But unanswered questions remain: How many credit files contain civil judgment or tax liens, erroneous or otherwise? After all, though many consumers’ credit files include bad information, other consumers face legitimate judgments and liens. So, some applicants’ credit scores may be artificially inflated. Examining giant samples of credit files supplied by the credit bureaus, FICO estimated that between 12 million and 14 million Americans have judgments or tax liens listed that could be affected by the changes. When these items are purged, their FICO scores tend to jump. Most of the affected consumers’ files had score increases between 1 and 19 points — not a big deal. But between 1 million and 2 million consumers appear to be in line for score boosts of 20 points to 39 points. At least 300,000 people could see increases of 60 points or higher, simply because negative information will be expunged from their files.

Posted in:Credit Scores
Posted by Kevin Levy on June 22nd, 2017 12:34 PM
The median home price is on the rise across the U.S., but it isn’t the only thing rising, according to a report from Trulia using data from the U.S. Census Bureau. Homeowners must also consider other costs such as property taxes or homeowner association fees. And the rate of increase for HOA fees leaves rising home prices in the dust. HOA fees increased 32.4% from 2005 to 2015, compared to 15.1% for the median home price. And those fees are becoming even more important, and could now even effect homeowners’ FICO scores. Last May, Sperlonga Data and Analytics, a data aggregation business for non-standard credit data sources, announced their agreement to report to Equifax, a global insights provider, information on HOA payments and account status data.
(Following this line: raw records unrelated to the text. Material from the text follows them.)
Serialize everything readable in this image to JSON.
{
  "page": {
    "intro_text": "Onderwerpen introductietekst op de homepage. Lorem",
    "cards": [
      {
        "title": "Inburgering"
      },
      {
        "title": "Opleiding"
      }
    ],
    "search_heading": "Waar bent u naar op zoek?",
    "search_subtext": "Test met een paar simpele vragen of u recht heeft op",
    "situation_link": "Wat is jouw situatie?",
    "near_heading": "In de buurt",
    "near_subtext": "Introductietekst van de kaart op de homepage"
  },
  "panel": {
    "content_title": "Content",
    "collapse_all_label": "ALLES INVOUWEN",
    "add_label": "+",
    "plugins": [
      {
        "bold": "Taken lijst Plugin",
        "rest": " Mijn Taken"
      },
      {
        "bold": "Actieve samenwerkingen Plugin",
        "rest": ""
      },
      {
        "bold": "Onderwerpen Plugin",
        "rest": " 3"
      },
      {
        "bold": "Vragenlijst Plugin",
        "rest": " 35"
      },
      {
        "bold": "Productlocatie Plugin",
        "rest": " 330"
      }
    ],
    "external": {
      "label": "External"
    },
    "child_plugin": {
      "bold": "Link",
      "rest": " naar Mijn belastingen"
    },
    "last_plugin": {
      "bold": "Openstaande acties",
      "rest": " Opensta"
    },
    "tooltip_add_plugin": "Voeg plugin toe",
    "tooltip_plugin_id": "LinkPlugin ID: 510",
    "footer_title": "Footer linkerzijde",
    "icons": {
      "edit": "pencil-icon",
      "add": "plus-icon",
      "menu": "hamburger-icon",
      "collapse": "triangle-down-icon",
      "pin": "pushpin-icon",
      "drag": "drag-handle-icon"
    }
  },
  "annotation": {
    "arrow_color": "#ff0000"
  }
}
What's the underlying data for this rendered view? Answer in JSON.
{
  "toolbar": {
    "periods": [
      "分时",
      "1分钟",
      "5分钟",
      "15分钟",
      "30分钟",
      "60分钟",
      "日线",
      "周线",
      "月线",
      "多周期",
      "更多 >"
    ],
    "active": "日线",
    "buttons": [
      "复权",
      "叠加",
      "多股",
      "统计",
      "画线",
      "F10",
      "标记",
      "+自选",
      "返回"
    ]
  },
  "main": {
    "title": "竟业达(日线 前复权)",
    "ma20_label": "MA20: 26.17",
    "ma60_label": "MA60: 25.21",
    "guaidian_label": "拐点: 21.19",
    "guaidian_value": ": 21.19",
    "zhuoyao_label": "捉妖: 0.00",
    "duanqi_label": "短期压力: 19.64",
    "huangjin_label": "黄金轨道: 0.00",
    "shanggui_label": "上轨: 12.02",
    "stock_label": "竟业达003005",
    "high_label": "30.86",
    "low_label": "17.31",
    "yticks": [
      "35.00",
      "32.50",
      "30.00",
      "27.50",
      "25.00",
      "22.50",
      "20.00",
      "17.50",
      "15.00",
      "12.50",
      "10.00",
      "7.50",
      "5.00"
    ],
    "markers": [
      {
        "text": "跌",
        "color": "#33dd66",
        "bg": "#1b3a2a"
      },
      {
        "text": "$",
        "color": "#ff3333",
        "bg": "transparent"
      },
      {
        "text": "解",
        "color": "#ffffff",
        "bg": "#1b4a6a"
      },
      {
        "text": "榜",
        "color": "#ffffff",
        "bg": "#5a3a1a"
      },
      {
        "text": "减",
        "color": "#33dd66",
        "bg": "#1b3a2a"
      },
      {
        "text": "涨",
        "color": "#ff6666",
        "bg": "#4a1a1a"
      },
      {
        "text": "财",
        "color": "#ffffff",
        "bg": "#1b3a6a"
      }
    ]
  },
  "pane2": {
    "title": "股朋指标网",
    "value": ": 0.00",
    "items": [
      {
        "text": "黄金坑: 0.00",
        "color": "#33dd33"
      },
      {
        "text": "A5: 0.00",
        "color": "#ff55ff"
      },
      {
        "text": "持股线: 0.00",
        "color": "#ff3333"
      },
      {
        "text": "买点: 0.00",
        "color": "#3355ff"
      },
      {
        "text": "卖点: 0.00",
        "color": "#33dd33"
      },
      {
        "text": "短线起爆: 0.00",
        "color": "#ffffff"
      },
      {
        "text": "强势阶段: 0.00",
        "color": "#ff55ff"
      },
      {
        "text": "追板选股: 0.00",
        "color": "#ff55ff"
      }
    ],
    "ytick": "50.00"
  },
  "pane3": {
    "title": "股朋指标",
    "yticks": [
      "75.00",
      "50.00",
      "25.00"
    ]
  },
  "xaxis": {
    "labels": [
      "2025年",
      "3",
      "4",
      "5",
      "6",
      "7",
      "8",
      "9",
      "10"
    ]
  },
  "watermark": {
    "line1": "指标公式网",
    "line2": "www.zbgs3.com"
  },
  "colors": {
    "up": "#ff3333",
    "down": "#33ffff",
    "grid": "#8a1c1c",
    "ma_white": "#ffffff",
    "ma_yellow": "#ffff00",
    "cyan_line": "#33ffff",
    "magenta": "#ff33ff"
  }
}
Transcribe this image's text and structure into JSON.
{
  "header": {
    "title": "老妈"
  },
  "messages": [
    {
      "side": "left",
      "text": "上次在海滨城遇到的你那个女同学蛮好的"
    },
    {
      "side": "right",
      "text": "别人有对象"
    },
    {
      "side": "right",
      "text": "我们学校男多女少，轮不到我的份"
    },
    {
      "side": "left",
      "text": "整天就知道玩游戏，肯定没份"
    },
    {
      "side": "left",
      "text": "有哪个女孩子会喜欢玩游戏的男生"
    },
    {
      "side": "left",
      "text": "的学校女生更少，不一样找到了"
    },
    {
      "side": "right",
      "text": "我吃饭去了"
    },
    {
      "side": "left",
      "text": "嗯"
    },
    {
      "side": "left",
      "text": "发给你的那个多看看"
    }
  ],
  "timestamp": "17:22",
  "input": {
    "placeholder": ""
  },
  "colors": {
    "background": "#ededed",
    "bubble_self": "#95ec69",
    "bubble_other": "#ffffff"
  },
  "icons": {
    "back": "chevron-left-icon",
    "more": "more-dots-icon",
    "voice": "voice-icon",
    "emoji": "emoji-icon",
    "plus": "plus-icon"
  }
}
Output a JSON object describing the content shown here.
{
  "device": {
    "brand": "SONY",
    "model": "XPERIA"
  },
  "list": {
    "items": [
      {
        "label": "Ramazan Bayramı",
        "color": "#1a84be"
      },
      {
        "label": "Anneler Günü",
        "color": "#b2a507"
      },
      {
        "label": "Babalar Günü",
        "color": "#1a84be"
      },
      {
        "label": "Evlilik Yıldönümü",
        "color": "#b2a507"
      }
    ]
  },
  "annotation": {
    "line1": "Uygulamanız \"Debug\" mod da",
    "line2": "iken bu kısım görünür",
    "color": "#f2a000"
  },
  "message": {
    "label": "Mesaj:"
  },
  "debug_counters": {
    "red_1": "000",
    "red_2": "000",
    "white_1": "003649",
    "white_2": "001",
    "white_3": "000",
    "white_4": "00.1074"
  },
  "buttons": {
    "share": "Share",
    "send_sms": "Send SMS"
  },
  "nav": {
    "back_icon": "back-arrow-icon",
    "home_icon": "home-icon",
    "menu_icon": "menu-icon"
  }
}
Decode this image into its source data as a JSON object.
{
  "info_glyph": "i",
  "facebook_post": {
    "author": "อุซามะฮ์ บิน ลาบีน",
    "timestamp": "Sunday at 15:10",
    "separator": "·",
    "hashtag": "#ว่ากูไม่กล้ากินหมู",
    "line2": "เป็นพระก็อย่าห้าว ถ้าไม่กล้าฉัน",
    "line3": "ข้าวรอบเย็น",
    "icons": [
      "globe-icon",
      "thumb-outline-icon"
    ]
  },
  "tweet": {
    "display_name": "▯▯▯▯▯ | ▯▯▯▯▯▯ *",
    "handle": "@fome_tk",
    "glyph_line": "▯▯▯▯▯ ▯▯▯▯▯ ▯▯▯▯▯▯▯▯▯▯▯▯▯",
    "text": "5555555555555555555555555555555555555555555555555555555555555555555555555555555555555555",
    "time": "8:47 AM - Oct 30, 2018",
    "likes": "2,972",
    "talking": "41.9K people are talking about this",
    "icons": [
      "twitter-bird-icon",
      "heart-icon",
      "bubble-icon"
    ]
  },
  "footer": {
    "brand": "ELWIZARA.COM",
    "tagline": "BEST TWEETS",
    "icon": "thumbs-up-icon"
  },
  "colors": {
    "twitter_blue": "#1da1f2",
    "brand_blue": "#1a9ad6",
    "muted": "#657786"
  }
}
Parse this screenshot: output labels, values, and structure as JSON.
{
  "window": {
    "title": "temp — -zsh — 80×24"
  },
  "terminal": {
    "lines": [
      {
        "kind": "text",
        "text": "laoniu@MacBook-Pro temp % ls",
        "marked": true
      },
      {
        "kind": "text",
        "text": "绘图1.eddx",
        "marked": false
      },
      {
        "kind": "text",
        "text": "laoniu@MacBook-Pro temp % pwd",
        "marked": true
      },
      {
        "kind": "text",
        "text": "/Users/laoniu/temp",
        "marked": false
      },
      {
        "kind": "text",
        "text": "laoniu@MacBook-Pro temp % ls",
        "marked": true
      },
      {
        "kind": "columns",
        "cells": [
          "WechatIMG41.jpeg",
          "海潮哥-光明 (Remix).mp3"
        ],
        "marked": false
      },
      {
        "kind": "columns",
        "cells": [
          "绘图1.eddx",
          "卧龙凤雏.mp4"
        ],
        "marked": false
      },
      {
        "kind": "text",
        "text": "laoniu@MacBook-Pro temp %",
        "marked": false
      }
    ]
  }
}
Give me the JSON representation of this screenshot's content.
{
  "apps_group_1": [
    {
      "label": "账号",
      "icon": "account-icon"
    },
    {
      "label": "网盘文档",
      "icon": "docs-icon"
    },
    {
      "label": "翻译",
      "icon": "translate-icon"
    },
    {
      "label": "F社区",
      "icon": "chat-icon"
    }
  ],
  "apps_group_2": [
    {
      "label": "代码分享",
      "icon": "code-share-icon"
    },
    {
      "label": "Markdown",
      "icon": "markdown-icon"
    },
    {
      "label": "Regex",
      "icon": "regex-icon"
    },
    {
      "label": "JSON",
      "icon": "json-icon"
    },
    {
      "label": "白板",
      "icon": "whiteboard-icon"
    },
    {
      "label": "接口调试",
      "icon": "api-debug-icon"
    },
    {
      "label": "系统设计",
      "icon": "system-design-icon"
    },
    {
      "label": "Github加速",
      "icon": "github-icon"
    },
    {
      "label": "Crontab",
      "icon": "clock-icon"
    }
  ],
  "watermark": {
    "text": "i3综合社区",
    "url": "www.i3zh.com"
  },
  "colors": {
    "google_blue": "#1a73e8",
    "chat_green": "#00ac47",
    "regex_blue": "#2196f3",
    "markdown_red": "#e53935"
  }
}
Trulia’s study found HOA fees are more expensive in older housing units, decreasing about $90 for homes built after 2005. And, of course, larger homes come with larger HOA fees. On average, homeowners pay about $30 more in fees for each additional bedroom in the home. And they are not to be underestimated. In some metros, HOA fees make up over 40% of monthly housing costs.
Posted in:Real Estate
Posted by Kevin Levy on June 21st, 2017 8:02 AM

For many years during and after the recession, the monthly jobs report was important to gauge the strength of the recovery. However, during the past two years, the release of the report has taken on a new meaning. Now we are not only measuring the strength of the economy, but also tying that informations directly to actions by the Federal Reserve Board's Open Market Committee. If we added 250,000 jobs in a particular month five years ago, that was good news. But we did not have to worry about the Fed raising interest rates as a result of that information. Today, a strong report can lead us to direct action by the Fed.

And so it is with the report which came out on Friday. The increase of jobs of 138,000 and the revision of last month's data was seen as weakness. However, the unemployment rate moved to 4.1%, another post-recession low, and monthly wage growth came in at forecast. The question at this point is -- are we approaching full employment, which means we are also experiencing a shortage of labor? This information, taken together with the previous month's report, tells us that there is still a decent chance that the Fed will act when they meet next week, but slightly less of a chance than before the report was released.

The meeting will also be accompanied by the release of economic projections which will give us a gauge of where the Fed thinks that the economy is heading in the next several months. Keep in mind that the Fed will be considering other information which measure the strength of the economy. For example, on Tuesday last week, measures of personal income and spending for April came in with moderate strength following weak readings in March. Until the Fed meets next week, we can't say exactly how they will react, but certainly the data we saw last week give us some important clues.

Posted in:Economy
Posted by Kevin Levy on June 20th, 2017 12:54 PM